§ EXCERPTED RECORDS
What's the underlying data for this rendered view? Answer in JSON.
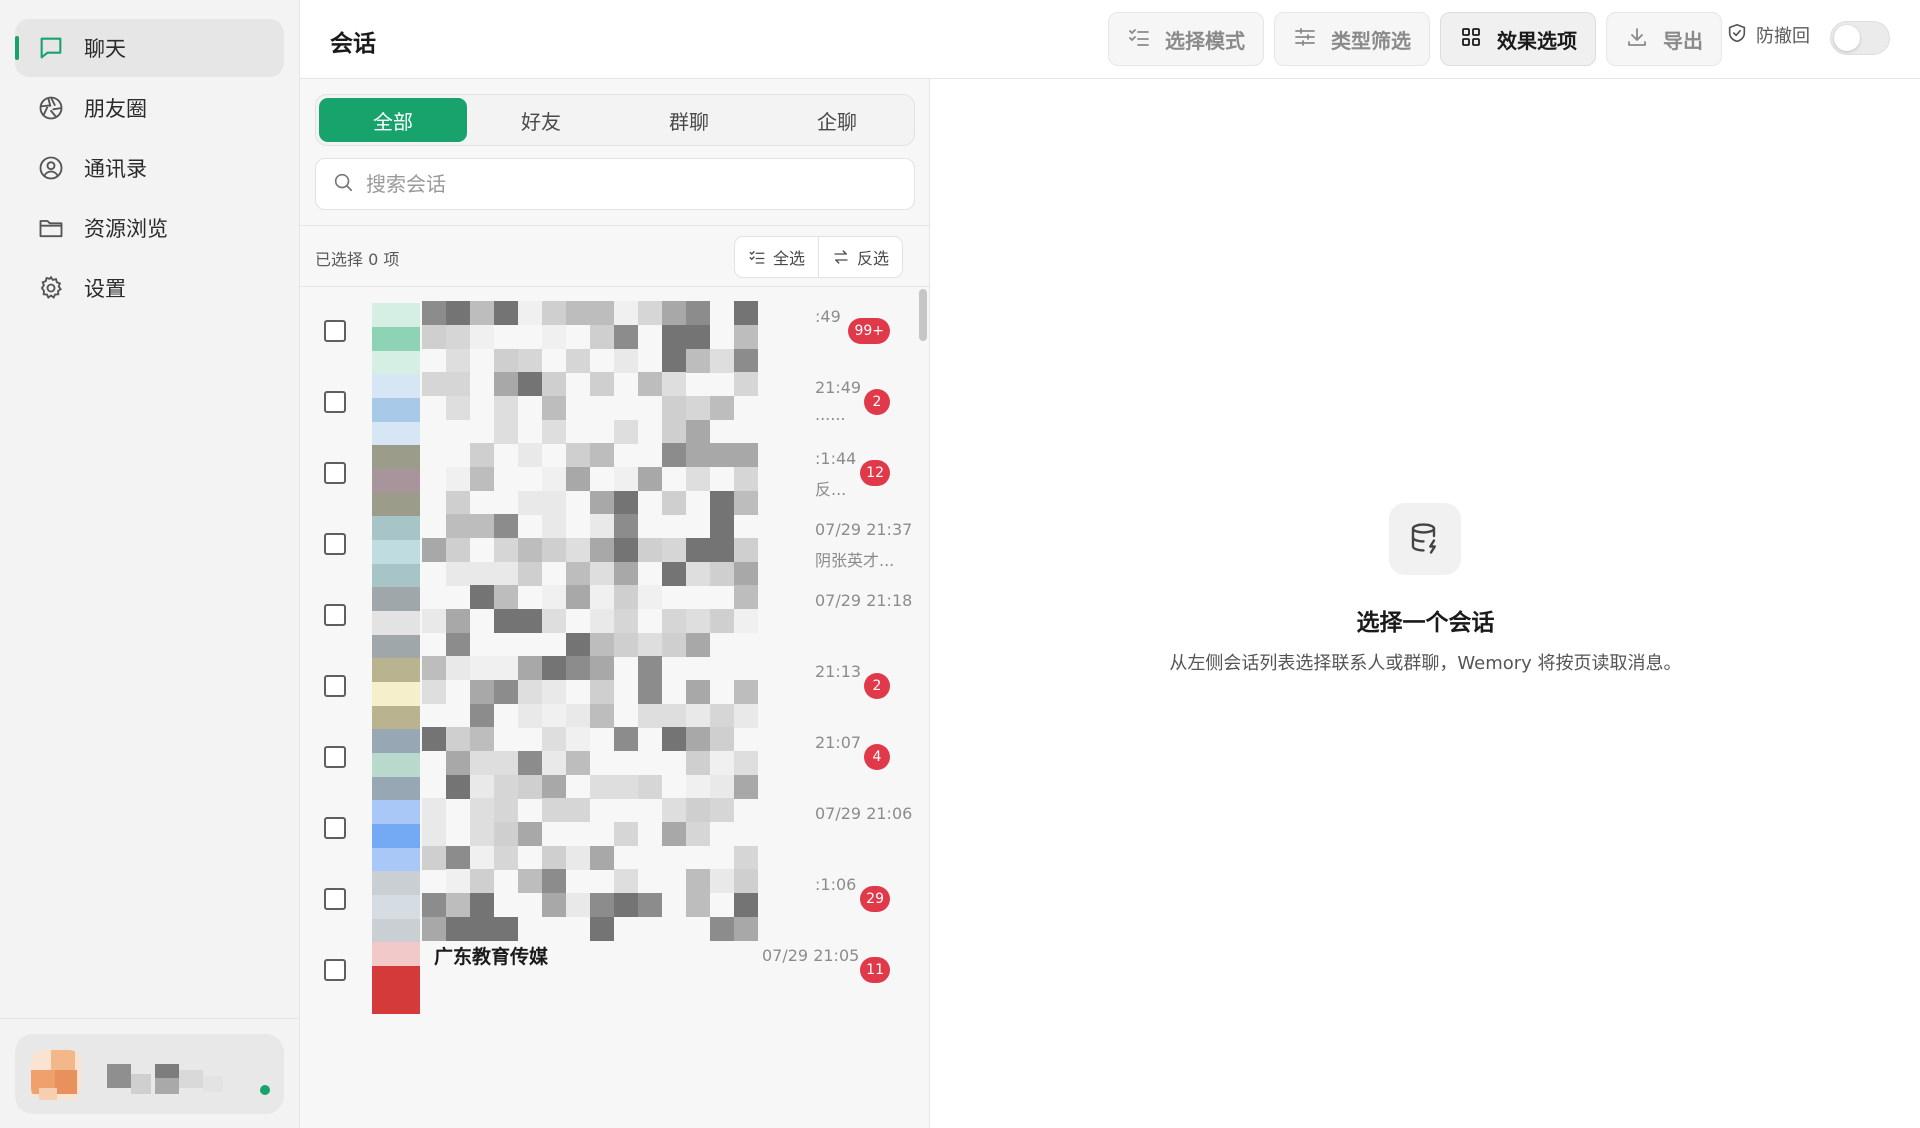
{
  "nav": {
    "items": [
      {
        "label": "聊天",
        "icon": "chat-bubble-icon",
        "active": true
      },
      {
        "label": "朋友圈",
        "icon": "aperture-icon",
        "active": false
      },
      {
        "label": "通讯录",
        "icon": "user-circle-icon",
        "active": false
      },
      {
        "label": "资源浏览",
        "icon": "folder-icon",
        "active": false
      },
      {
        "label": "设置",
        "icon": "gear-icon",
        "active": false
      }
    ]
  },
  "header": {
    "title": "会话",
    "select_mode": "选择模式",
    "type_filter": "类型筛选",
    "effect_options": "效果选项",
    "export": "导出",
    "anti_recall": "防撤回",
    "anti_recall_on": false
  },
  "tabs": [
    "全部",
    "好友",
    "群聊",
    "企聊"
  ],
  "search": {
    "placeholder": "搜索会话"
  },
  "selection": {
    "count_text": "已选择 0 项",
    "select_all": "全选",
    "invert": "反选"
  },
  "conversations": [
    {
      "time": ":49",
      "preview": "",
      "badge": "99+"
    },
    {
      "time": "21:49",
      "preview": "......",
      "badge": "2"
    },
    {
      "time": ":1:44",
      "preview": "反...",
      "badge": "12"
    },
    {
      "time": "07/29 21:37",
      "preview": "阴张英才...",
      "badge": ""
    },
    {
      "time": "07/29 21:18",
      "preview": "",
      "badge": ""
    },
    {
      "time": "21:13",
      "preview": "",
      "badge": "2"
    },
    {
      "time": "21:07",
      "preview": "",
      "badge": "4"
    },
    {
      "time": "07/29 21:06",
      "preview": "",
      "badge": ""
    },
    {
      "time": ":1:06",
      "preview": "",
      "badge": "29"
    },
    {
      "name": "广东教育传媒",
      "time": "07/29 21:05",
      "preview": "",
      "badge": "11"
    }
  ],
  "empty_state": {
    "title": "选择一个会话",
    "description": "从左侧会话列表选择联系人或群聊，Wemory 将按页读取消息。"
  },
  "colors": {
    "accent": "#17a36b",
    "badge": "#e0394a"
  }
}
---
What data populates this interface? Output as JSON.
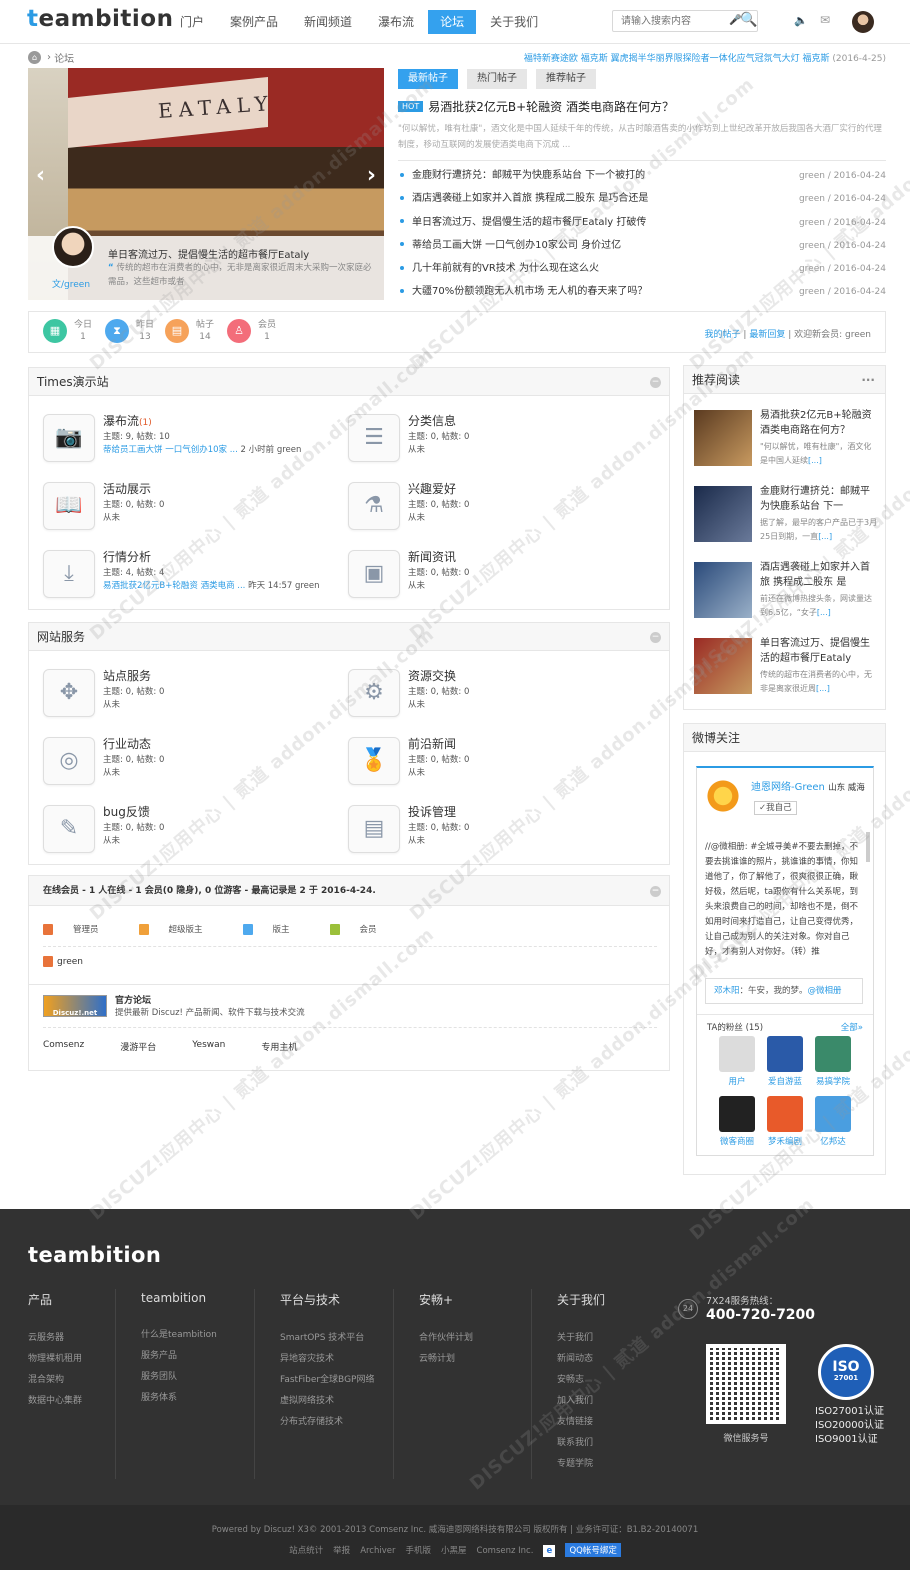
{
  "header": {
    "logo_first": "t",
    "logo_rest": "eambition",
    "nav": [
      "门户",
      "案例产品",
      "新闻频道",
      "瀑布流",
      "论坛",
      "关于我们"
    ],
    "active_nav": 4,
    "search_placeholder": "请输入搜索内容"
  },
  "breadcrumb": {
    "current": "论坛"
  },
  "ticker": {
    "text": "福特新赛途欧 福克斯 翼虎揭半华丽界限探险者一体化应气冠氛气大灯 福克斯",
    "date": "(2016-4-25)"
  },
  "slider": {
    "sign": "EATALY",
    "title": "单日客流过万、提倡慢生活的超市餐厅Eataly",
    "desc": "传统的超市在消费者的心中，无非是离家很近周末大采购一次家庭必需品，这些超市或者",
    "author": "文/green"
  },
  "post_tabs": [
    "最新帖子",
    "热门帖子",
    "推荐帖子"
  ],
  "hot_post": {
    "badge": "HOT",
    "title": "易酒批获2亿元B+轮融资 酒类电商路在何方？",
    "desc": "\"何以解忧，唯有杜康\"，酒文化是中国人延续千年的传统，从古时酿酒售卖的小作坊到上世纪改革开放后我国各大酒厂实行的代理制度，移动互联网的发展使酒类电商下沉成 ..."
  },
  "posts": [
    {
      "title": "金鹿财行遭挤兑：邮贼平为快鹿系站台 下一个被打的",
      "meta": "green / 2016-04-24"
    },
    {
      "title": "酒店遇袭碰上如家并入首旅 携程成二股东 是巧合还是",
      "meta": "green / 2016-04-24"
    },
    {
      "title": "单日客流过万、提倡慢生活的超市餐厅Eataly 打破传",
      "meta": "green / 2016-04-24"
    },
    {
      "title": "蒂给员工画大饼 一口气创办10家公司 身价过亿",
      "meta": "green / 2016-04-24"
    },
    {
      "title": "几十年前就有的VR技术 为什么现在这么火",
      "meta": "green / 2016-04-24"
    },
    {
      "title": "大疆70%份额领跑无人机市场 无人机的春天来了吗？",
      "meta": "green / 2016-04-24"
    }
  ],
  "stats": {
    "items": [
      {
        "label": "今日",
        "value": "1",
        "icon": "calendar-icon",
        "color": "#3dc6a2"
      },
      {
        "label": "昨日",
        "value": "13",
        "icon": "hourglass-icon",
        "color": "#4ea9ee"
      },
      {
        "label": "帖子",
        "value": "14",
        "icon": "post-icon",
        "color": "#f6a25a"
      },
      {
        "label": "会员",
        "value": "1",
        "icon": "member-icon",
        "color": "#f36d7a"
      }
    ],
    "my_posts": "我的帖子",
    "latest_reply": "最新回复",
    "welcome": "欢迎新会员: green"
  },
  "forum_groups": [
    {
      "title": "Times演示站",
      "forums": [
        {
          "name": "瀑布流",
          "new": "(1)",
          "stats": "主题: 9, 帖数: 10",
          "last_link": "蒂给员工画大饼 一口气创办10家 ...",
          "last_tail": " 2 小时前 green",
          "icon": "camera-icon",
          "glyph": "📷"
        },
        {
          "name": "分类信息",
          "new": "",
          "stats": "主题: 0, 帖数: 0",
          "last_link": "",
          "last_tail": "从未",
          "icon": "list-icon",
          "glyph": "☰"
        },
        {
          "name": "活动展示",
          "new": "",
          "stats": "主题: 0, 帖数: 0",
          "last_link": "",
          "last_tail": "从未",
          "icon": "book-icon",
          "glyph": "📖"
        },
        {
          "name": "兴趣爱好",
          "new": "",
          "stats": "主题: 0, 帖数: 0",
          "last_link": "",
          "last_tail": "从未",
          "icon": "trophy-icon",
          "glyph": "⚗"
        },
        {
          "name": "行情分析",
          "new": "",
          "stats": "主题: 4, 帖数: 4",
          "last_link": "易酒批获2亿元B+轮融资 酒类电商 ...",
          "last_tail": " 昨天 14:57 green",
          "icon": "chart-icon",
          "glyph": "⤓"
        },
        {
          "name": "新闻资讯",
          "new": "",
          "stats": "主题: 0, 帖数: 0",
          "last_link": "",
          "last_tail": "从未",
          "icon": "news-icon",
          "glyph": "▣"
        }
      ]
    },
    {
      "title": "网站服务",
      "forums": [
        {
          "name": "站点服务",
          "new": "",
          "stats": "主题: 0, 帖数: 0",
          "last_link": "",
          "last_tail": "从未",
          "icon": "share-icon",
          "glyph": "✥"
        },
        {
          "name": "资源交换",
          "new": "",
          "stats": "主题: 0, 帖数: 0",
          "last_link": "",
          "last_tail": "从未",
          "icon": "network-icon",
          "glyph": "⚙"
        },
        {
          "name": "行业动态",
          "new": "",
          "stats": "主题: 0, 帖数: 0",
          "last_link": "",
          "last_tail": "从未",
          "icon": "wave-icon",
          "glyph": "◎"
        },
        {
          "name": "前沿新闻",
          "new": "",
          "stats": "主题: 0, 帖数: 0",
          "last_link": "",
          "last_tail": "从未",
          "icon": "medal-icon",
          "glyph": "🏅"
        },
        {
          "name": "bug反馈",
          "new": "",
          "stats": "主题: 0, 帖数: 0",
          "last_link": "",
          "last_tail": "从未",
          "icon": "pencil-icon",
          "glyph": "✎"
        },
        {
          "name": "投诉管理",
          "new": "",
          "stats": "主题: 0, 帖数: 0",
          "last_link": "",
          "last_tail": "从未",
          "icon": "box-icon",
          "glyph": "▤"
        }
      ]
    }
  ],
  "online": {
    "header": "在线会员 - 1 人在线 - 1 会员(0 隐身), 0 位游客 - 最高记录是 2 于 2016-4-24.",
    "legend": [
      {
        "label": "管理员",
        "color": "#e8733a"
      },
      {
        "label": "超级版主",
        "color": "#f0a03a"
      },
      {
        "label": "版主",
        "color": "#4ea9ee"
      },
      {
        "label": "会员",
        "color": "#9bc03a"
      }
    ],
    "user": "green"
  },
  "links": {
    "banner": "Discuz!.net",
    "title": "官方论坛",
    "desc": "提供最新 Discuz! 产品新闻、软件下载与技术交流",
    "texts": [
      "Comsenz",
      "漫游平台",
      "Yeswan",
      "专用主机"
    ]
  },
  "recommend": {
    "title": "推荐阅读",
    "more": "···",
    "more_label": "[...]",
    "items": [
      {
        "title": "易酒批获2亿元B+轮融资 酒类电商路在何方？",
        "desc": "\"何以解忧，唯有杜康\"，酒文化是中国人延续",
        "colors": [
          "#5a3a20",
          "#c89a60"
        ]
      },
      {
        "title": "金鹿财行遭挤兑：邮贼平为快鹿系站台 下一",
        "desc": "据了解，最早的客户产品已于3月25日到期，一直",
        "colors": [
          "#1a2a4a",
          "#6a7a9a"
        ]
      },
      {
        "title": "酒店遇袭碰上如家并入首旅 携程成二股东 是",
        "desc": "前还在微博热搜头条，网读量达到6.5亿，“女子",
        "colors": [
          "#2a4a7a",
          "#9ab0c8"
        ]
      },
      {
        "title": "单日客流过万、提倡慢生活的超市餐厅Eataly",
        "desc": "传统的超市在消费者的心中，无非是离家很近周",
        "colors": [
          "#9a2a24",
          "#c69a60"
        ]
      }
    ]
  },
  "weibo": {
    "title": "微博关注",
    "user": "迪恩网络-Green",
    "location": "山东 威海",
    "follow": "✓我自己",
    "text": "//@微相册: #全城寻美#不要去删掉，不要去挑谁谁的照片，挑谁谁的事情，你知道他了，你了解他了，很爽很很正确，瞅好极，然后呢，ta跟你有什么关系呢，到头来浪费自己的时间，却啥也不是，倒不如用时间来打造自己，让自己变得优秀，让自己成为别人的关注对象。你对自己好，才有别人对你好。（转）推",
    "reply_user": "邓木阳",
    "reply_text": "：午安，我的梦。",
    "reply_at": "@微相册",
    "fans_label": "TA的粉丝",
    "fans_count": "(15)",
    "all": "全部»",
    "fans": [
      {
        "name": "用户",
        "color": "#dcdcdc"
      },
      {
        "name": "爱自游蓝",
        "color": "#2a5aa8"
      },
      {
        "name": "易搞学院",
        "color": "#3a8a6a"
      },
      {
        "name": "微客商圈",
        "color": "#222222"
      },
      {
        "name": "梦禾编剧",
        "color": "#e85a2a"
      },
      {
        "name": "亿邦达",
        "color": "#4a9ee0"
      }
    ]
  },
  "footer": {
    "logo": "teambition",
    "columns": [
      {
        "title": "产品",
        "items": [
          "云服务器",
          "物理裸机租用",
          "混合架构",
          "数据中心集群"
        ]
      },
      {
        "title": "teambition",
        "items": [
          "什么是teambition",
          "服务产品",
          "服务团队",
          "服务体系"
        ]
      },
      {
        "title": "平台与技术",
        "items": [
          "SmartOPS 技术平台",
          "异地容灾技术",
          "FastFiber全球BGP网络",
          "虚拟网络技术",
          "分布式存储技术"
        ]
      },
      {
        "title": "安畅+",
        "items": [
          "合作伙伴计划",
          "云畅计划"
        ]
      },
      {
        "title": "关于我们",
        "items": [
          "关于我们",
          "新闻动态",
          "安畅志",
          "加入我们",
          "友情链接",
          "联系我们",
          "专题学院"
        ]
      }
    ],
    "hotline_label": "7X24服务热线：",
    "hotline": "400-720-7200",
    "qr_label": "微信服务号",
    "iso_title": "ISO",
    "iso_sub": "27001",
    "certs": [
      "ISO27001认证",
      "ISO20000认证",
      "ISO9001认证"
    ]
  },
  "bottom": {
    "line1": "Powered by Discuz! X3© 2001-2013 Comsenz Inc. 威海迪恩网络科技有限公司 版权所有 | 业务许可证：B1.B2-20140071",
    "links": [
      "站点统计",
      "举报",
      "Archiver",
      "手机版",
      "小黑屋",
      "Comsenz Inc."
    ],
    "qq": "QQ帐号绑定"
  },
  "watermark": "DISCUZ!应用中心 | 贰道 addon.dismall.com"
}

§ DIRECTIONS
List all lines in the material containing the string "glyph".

§ SOLUTION TO THIS EXERCISE
          "glyph": "📷"
          "glyph": "☰"
          "glyph": "📖"
          "glyph": "⚗"
          "glyph": "⤓"
          "glyph": "▣"
          "glyph": "✥"
          "glyph": "⚙"
          "glyph": "◎"
          "glyph": "🏅"
          "glyph": "✎"
          "glyph": "▤"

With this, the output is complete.